the wheel if he had any say,


and every Thursday night showed

            the same film, Signal 30,

baby jammed between rear wheel

            and fender, arms and legs

scattered across the median,


marionettes and dummies almost

            indistinguishably slumping

as if all strings were cut,

            nothing tangible left to hold

anything together.  All of it


courtesy of the Ohio State

            Police, even the title shot

of a windshield suddenly splashed

            with blood, its wipers sweeping

against the red downpour.


The first weeks I saw a billboard

            Jesus in my mind, Mississippi’s

own “Bloody 98” snaking through

            Spanish moss and rusting tin

shacks, waiting to “claim


another victim: Will you be next?”

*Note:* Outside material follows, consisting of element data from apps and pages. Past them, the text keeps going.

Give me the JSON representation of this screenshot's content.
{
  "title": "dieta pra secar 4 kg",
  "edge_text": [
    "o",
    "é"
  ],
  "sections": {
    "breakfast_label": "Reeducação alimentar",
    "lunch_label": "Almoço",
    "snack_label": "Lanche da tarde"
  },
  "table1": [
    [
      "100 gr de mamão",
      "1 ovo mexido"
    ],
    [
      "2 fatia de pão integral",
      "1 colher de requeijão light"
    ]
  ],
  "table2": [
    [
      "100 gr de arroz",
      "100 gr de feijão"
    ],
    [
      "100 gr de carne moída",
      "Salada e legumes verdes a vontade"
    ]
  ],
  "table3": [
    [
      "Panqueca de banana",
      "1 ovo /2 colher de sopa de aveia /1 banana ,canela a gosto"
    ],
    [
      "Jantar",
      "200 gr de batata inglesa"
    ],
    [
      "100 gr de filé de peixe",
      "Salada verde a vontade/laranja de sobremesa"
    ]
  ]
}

            Shortcut to Mobile, Destin,

Panama City two-week drunks, shot-

            and-beer-nights of easy, teenage,

no name, sweaty, sloppy groping.


But the shock wore off.  Four or

            five weeks in, during the scene

where they use the Jaws of Life,

            cut the driver out of contorted

scrap metal, and the paramedics


try to lift him slow only to have

            the top of his head slip off

like a dime store hairpiece—

            I couldn’t help it, giggling,

then snickering, then full out


laughing.  All the sergeant’s

            redneck threats and nightstick

waving couldn’t stop it.  Then

            it spread.  The woman who wore

her rabbit coat through every


class, the four Latino guys who

            huddled whispering Spanish,

the young black men and women

            who came in couples, the old

men who always got here first,


claiming the back rows so they

            could sleep, all of us joining

in laughter, people who had

            never spoken to one another

drowning out the tired warnings,


giddy and ashamed, joyously alive.



Down at Ray Winder Field you broke

the monotony of another Travelers’

losing season with an empty popcorn

carton you’d flattened and placed

on the concrete as an imaginary

second base.  Fifty feet of baseline

then you hit the floor, ducking

the tag with your body singing out,

arms flailing in misdirection,

ending up huddled on the other side

of the bag.  But your foot would hold

and the crowd cheered and bought you

beer all night, your antics replacing

ninth inning rallies that never came.


In town, you carried a piece of flat

cardboard, plywood, anything that

worked for a target, and you’d set

it down and perform for anyone with

two bucks.  Sidewalks, parking lots,

dead end streets became your runways—

you said you couldn’t work on dirt—

and you’d turn your graying Cardinals

cap backwards and throw your sixty-

year-old body into each steal like

the game was on the line every time.

Your retinue of dogs and kids ran

beside you, even tumbled at the end

in a mass of paws and feet and noise.


But the bigtime was at the ballpark,

The Show for you like most of these

bush leaguers shagging lazy grounders

would never know.  A standing “O”

when you walked in, the peanut-beer-

hot dog vendors kept the wide aisle

between the stands and box seats clear

for you, hawking from the stairs

to stay out of your way, and someone

let you throw out the ball at games

they couldn’t get the Governor, Mayor,

Chief of Police, or anchorperson from

a local station.  A groundskeeper

would come up and sweep the aisle clean


then the place became all yours, the chant


swelling as you bowed deeply to the crowd,

took your stance and eyed the mark you’d set,

small and far away as you began to run.



JON TRIBBLE is the managing editor of Crab Orchard Review and the series editor of the Crab Orchard Series in Poetry published by Southern Illinois University Press. His poems have appeared in journals and anthologies, including Ploughshares, Poetry, Crazyhorse, Quarterly West, and The Jazz Poetry Anthology. His work was selected as the 2001 winner of the Campbell Corner Poetry Prize from Sarah Lawrence College, He teaches creative writing and literature, and directs undergraduate and graduate students in internships and independent study in editing and literary publishing for the Department of English at Southern Illinois University Carbondale.